In Britiain I have experienced that many banks still have a problem when having to give mortgages for buildings made out of concrete. This goes beyond a love for the red brick, it roots in a deep discomfort with 20C modernism, arguably because in origin it was a german speaking trend, or perhaps because in architecture, British modernism happened long before, with the industrial revolution. In any case, since postmodernism this discomfort settled easily into the cliché “the failure of modernism” repeated by journalists and art critiques to exasperation, doing that here they fall into Prince Charles school of “architecture opinionism”, and they seem happy with this.

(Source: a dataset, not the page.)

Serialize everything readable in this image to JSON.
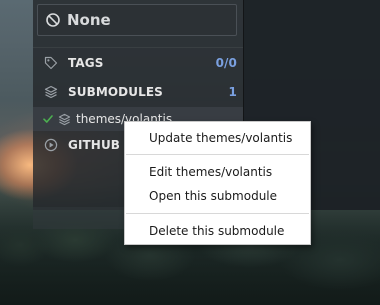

I still expect the unfortunate cliché to come out when I show and discuss my work, and I have learned to defend myself against it. It is us, people who failed: I provoke the reaction from the public, because I love to discuss the matter. I come from the tropics and often feature 50´s tower blocks, almost derelict, and deprived neighbourhoods in my illustrated talks about my work in the context of the Venezuelan mid 20C architecture and art. I provoke the audience. At the same time I have cleared up aspects of mid 20C Modernism that I defend as not representing failure but actually being a necessity nowadays. To put but one example, Max Bill´s talks from the 1950´s in America are absolutely pertinent today, when we act as if we were looking to save and find alternative sources of energy, and we seek to design and build sustainably. It was a long time ago, but nobody was listening. Of course these types of ideas reflect and go with certain forms. Some of the many forms these ideas can take in painting and otherwise are the ones I work with, and they are infinite. With a German fellow artist there were only two artists practicing what people call abstract painting in my two years at the Royal College in London. I am conscious that in painting either everything influences the work or nothing does, but to me Modernism is a tradition and a necessity, not a failed but an unfinished project.
Jaime Gili, London, 2010